Thanks to an unprecendented campaign, more non-Belgians will vote in the local elections next month. Still more efforts are required to strengthen local democracy though, argue Thomas Huddleston, VoteBrussels coordinator and Research Director at Migration Policy Group and Louise Nikolic, doctor in political and social sciences (ULB).
The official statistics are out: in Brussels, the number of non-Belgians voters doubled to reach 49,406 in just 5 months. That means the registration rate has risen to 17%, an increase of 24% compared to the 2012 local elections. Brussels registered more new voters than Flanders and Wallonia combined. 81% of all new voters since 2012 are Brussels residents. The registration rate in Brussels increased by 3 percentage points compared to 2012, while the rate decreased by one percentage point in Wallonia and two in Flanders.

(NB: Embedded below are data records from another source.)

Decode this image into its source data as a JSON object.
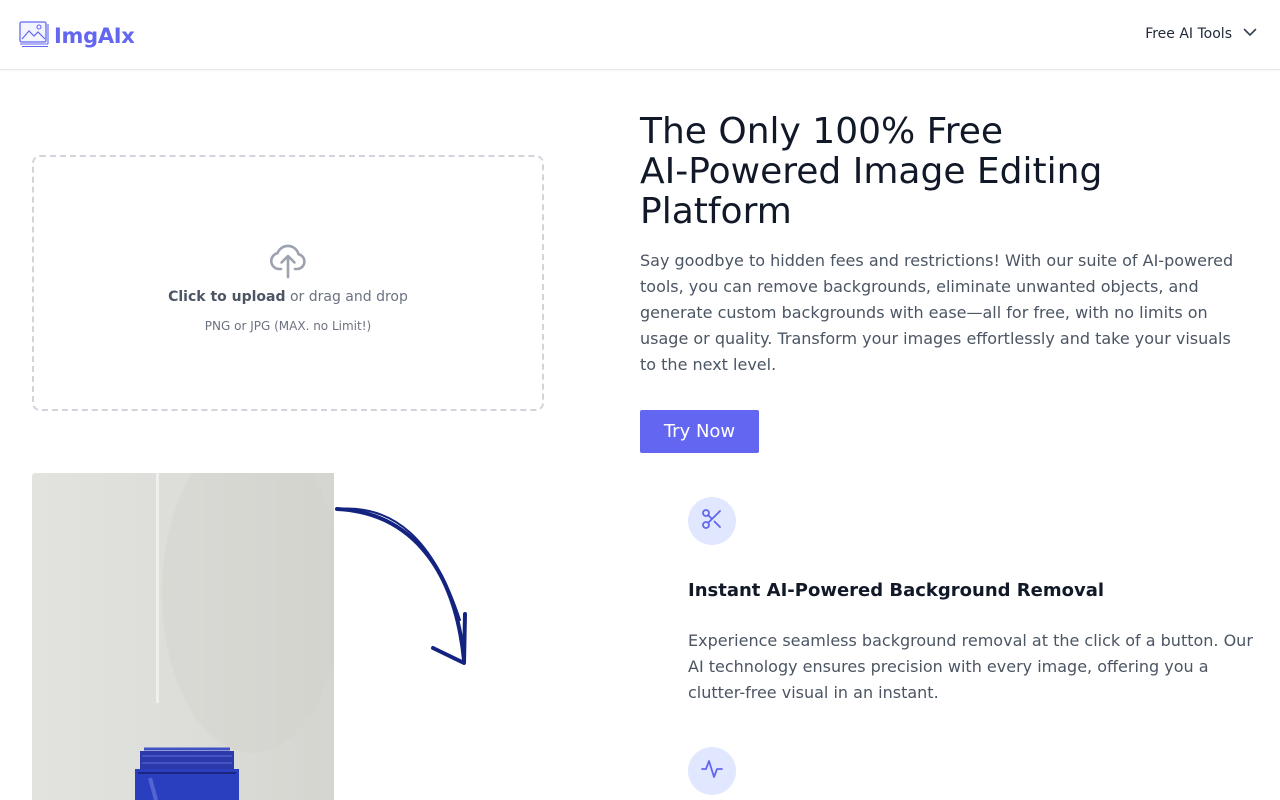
{
  "header": {
    "logo_text": "ImgAIx",
    "menu_label": "Free AI Tools"
  },
  "upload": {
    "click_label": "Click to upload",
    "drag_label": " or drag and drop",
    "formats": "PNG or JPG (MAX. no Limit!)"
  },
  "hero": {
    "title_line1": "The Only 100% Free",
    "title_line2": "AI-Powered Image Editing",
    "title_line3": "Platform",
    "description": "Say goodbye to hidden fees and restrictions! With our suite of AI-powered tools, you can remove backgrounds, eliminate unwanted objects, and generate custom backgrounds with ease—all for free, with no limits on usage or quality. Transform your images effortlessly and take your visuals to the next level.",
    "cta_label": "Try Now"
  },
  "features": [
    {
      "icon": "scissors-icon",
      "title": "Instant AI-Powered Background Removal",
      "description": "Experience seamless background removal at the click of a button. Our AI technology ensures precision with every image, offering you a clutter-free visual in an instant."
    },
    {
      "icon": "activity-icon"
    }
  ],
  "colors": {
    "accent": "#6366f1",
    "icon_bg": "#e0e7ff",
    "arrow": "#13237f"
  }
}
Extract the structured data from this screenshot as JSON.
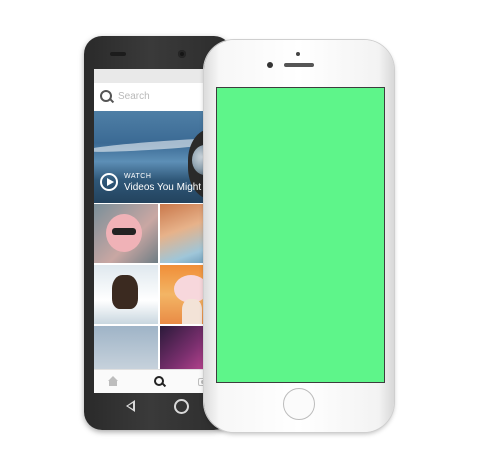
{
  "android_app": {
    "search_placeholder": "Search",
    "featured": {
      "label": "WATCH",
      "title": "Videos You Might Like"
    },
    "nav": {
      "home_icon": "home-icon",
      "search_icon": "search-icon",
      "camera_icon": "camera-icon"
    }
  },
  "iphone": {
    "screen_color": "#5ef58a"
  }
}
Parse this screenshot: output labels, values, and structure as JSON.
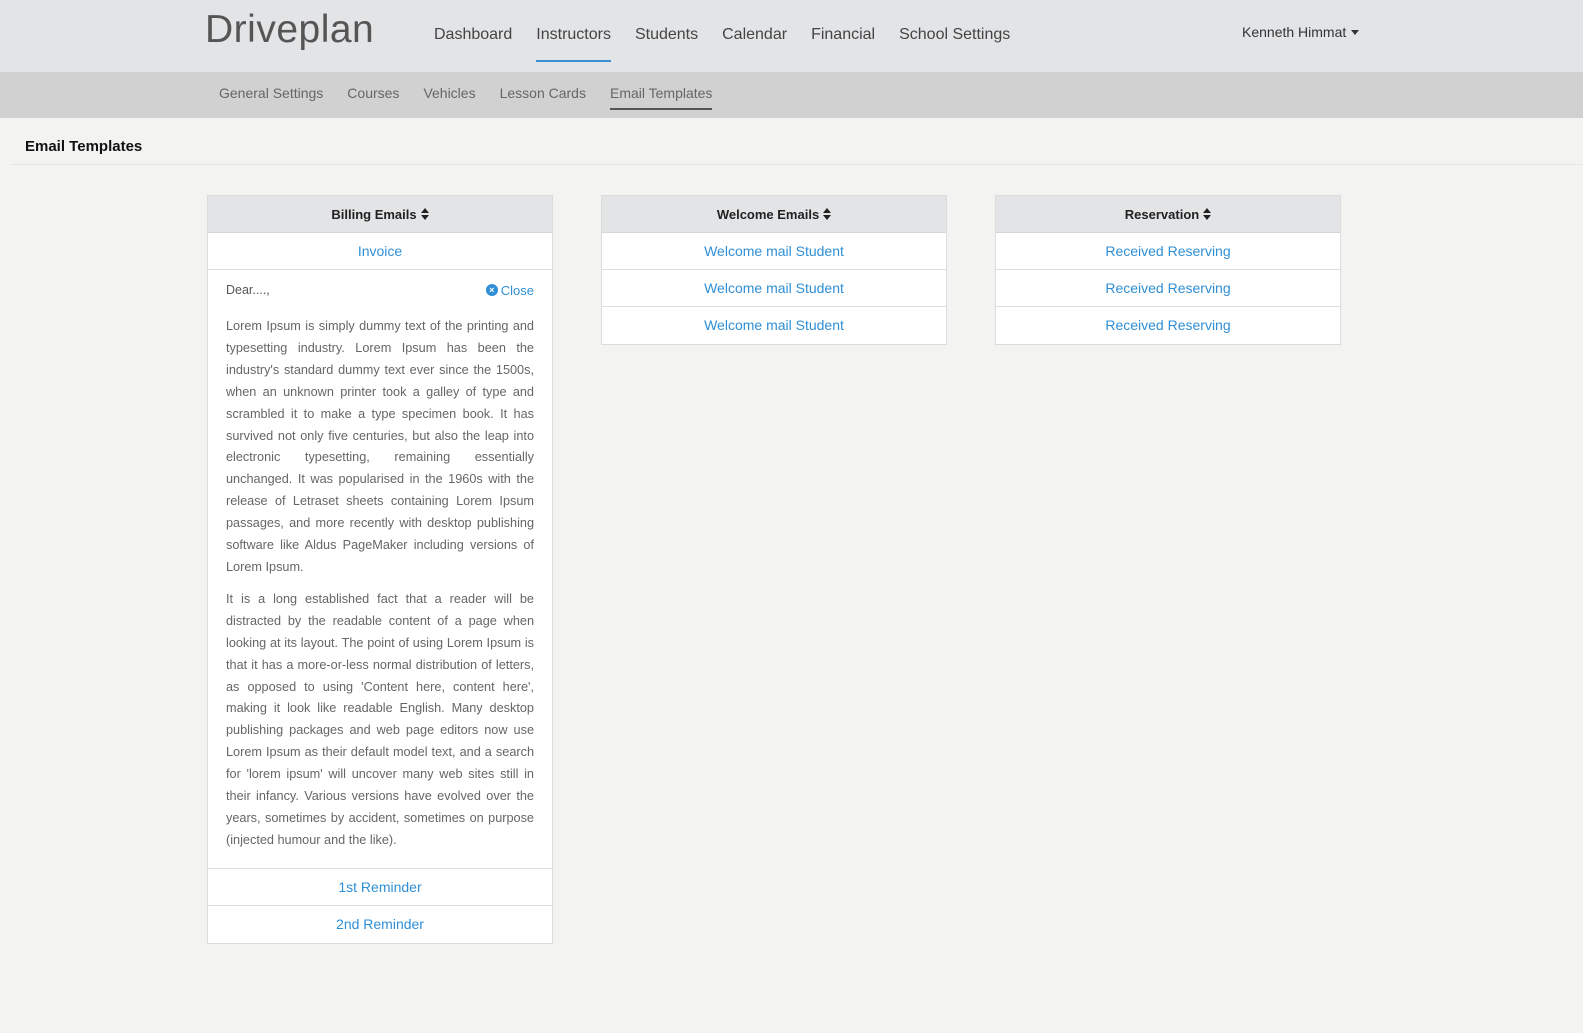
{
  "header": {
    "brand": "Driveplan",
    "nav": [
      "Dashboard",
      "Instructors",
      "Students",
      "Calendar",
      "Financial",
      "School Settings"
    ],
    "active_nav": "Instructors",
    "user_name": "Kenneth Himmat"
  },
  "subnav": {
    "items": [
      "General Settings",
      "Courses",
      "Vehicles",
      "Lesson Cards",
      "Email Templates"
    ],
    "active": "Email Templates"
  },
  "page": {
    "title": "Email Templates"
  },
  "panels": {
    "billing": {
      "title": "Billing Emails",
      "items": [
        "Invoice",
        "1st Reminder",
        "2nd Reminder"
      ],
      "expanded": {
        "greeting": "Dear....,",
        "close_label": "Close",
        "paragraphs": [
          "Lorem Ipsum is simply dummy text of the printing and typesetting industry. Lorem Ipsum has been the industry's standard dummy text ever since the 1500s, when an unknown printer took a galley of type and scrambled it to make a type specimen book. It has survived not only five centuries, but also the leap into electronic typesetting, remaining essentially unchanged. It was popularised in the 1960s with the release of Letraset sheets containing Lorem Ipsum passages, and more recently with desktop publishing software like Aldus PageMaker including versions of Lorem Ipsum.",
          "It is a long established fact that a reader will be distracted by the readable content of a page when looking at its layout. The point of using Lorem Ipsum is that it has a more-or-less normal distribution of letters, as opposed to using 'Content here, content here', making it look like readable English. Many desktop publishing packages and web page editors now use Lorem Ipsum as their default model text, and a search for 'lorem ipsum' will uncover many web sites still in their infancy. Various versions have evolved over the years, sometimes by accident, sometimes on purpose (injected humour and the like)."
        ]
      }
    },
    "welcome": {
      "title": "Welcome Emails",
      "items": [
        "Welcome mail Student",
        "Welcome mail Student",
        "Welcome mail Student"
      ]
    },
    "reservation": {
      "title": "Reservation",
      "items": [
        "Received Reserving",
        "Received Reserving",
        "Received Reserving"
      ]
    }
  },
  "colors": {
    "link": "#2f8fd6",
    "active_tab_underline": "#3a8fd8",
    "topbar_bg": "#e3e4e6",
    "subbar_bg": "#d1d1d1",
    "page_bg": "#f3f4f1"
  }
}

What explains Brussels’ surprising success? The process started at a disadvantage. 14% of non-Belgians were registered in 2012, but only 9% remained registered in June 2018. Although non-Belgians could have registered at any time during the past six years, most communes did not start to inform or register them until June—less two months before the registration deadline.
In addition to this major delay, striking disparities persist across the 19 communes because most communes did not do much more in 2018 than in 2012: mostly information letters sent to non-Belgian voters and articles published in the communal magazine and website. The communes with the most active administrations and candidates – Bruxelles Ville, Etterbeek, Ixelles, Schaerbeek, Saint Gilles, Saint Josse – saw the greatest increases in their registration rates and numbers.
What made the real difference in 2018? For the 1st time, the Region, the European Commission and the Brussels Commissioner for Europe got involved and worked with volunteers to adopt effective methods to reach new voters:
- Multilingual websites, brochures and letters to all eligible voters and to all staff of the European Institutions
- Email applications accepted in 15 of the 19 communes, thanks to guidance from the Region
- Networks of volunteers like VoteBrussels, funded by the Region and the European Commission, to answer questions through social media and face-to-face events, such as a Day of Action in the major European Commission buildings
With this unprecedented campaign behind us, what could the future of Brussels democracy look like?
Perhaps the most Belgian solution would be to abolish the obstacle of prior voter registration. Voter registration has not been part of Belgium’s democratic culture for 125 years since obligatory voting in 1893. As a result, authorities and political parties do not spend the time and resources required to reach nearly 300,000 people.
Lack of information on voter registration and obligation voting remain the principal reasons why most non-Belgians do not register. Belgium’s top experts on the topic (Philippe van Parijs and Dirk Jacobs) recommend that the federal parliament make voter registration automatic for all potential voters (Belgian and non-Belgian), as in other EU countries, and make voting either voluntary or obligatory, but with the right to opt-out for non-Belgians as required by EU law.
But Brussels cannot wait for a potential federal reform because of the democratic deficit that is unique and urgent for the Region and its communes. 20% of potential voters do not vote because they are not registered, while an additional 15% of Belgian registered voters choose to abstain from voting. That means that around 40% of all Brussels voters – Belgian and non-Belgian – will not vote in October. The old way of doing democracy no longer functions in Brussels.
The solution is simple: voter registration needs to become quasi-automatic. The authorities should continue and strengthen what they began with the European institutions and their non-partisan volunteers. The letter of the Region, made more simple and personal, is automatically sent to each newcomer and resent every few years. They can then register online (email, Iris-box, e-guichet) and be invited to ‘ateliers démocratiques’ to learn more about the participatory policies of Brussels communes, region and associations.
In order to better coordinate this process with the communes, the Brussels Region should take the lead, as the Region is the entity responsible for the organisation of the local elections, the integration of newcomers and the European institutions present on its territory. A regulation and a budget should be adopted and the Office of the Brussels Commissioner for Europe should be reinforced. The European Institutions should also contribute. This process could already be piloted for Europeans for the European elections in 2019.
Due to the presence of the European institutions, Brussels is home to some of Europe’s top experts on the great challenges facing the Region and its communes: urban planning, mobility, environment, energy, inequalities, entrepreneurship, integration, security and so on. Surveys suggest that non-Belgians agree with their Belgian neighbours on most election and reform issues. More and more are running as candidates, but many more want to give back to their neighbourhood where they feel at home.
The Brussels Region, as the diverse and mobile capital of Belgium and Europe, must reinvest in its democracy with ongoing voter registration. Greater participation would mean more competitive and inclusive elections and greater legitimacy and trust for its elected officials, for the benefit of all.